When the Skin property of the RadAjaxLoadingPanel is set, its HTML output is the following:

<div class="RadAjax RadAjax_Sunset">
<div class="raDiv raTopLeft">
</div>
<div class="raColor raTransp">
</div>
</div>

There are three

elements:
  • div.RadAjax.RadAjax_SkinName - this is the loading panel wrapper, which holds the skin name (e.g. Sunset)

  • div.raDiv - this is the element, which holds the animated loading image. The background image's position is determined by the second CSS class (raTop, raTopLeft, raTopRight, raLeft, raRight, raBottom, raBottomLeft, raBottomRight, raNone). The second CSS class depends on the RadAjaxLoadingPanel's BackgroundPosition property. The raNone class appears if BackgroundPosition="None" and removes the background image. If there is no second CSS class, the background image is centered (by default BackgroundPosition="Center").

  • div.raColor - this is the element, which holds the loading panel's background color. This div can be semi-transparent if the raTransp CSS class is applied. The existence of the this CSS class is determined by the control's EnableSkinTransparency property ("true" by default).

The two inner divs (raDiv and raColor) are 100% wide and high, so that they fill the wrapper element. The raDiv element is always on top of the raColor element.

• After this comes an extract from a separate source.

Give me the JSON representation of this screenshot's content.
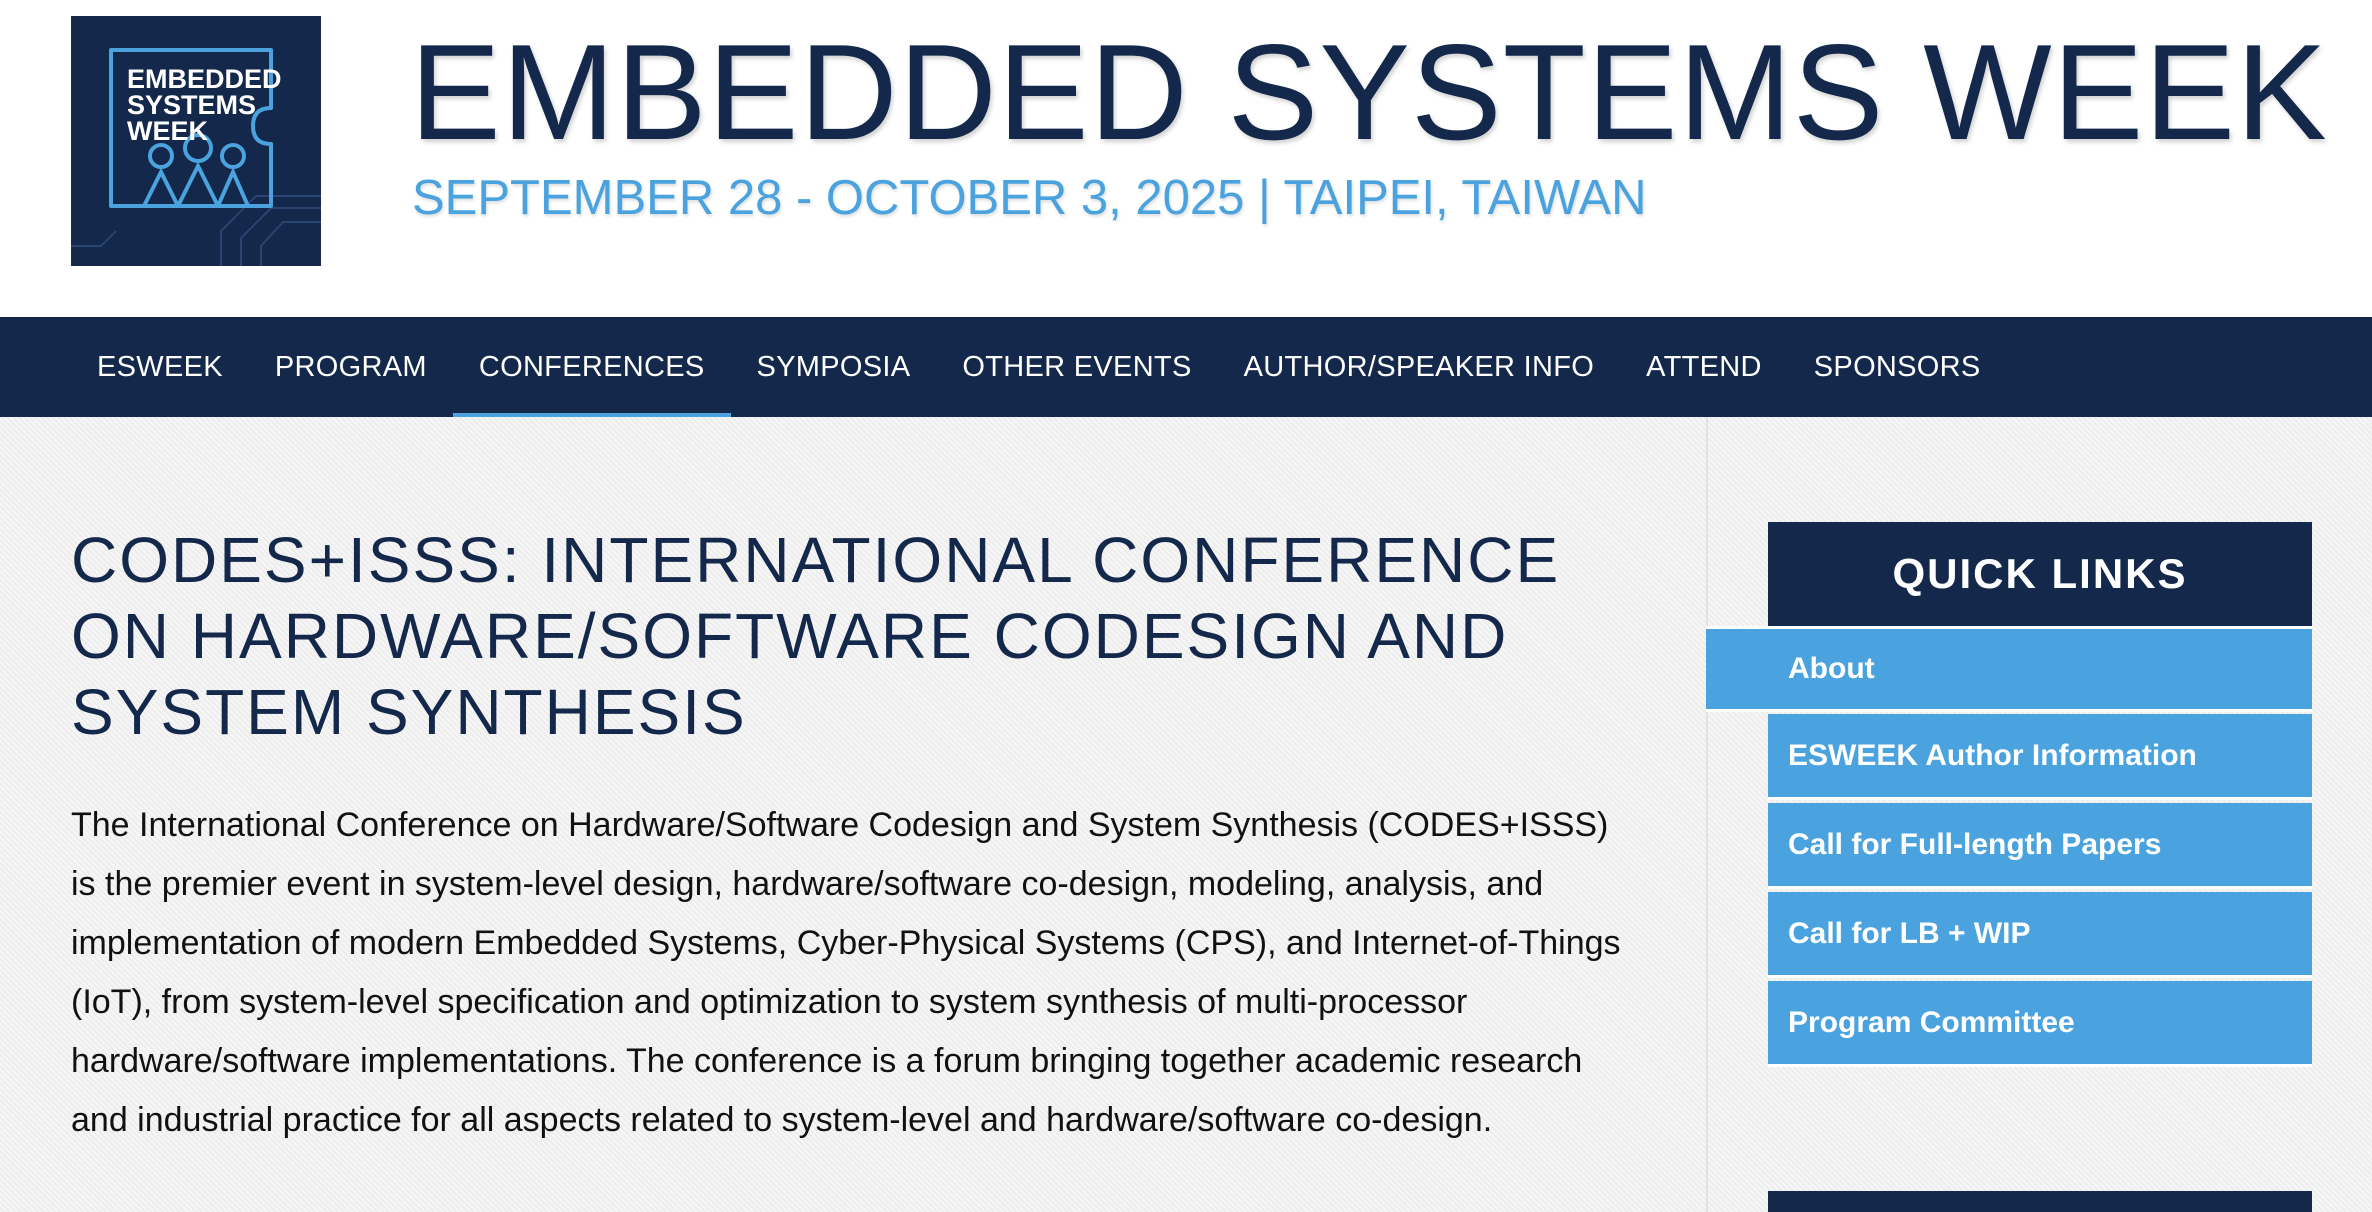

In order to achieve this, raColor is positioned absolutely and has a z-index of 1, while raDiv is positioned relatively and has a z-index of 2 (the relative positioning is only needed for the z-index style to work). The benefit of using two elements is that the background color can be semi-transparent, while the background image is completely opaque (unless the Transparency property is set, which is not needed when a Skin is used).

A typical RadAjaxLoadingPanel skin consists of only 3 CSS rules - one for the background image, one for the background color and one for the skin transparency.

.RadAjax_SkinName .raDiv 
{ 
  background-image:url(............); 
} 
.RadAjax_SkinName .raColor 
{ 
  background-color:........; 
} 
.RadAjax_SkinName .raTransp 
{ 
  opacity:0.7;
  -moz-opacity:0.7; 
  filter:alpha(opacity=70); 
}

The opacity CSS property is part of the CSS3 specification and is applied only by the browsers, which support it. -moz-opacity is aimed at older Gecko-based browsers, while the proprietary filter property is for IE. Note that while opacity is a number between 0 and 1, the filter opacity for IE should be multiplied by 100.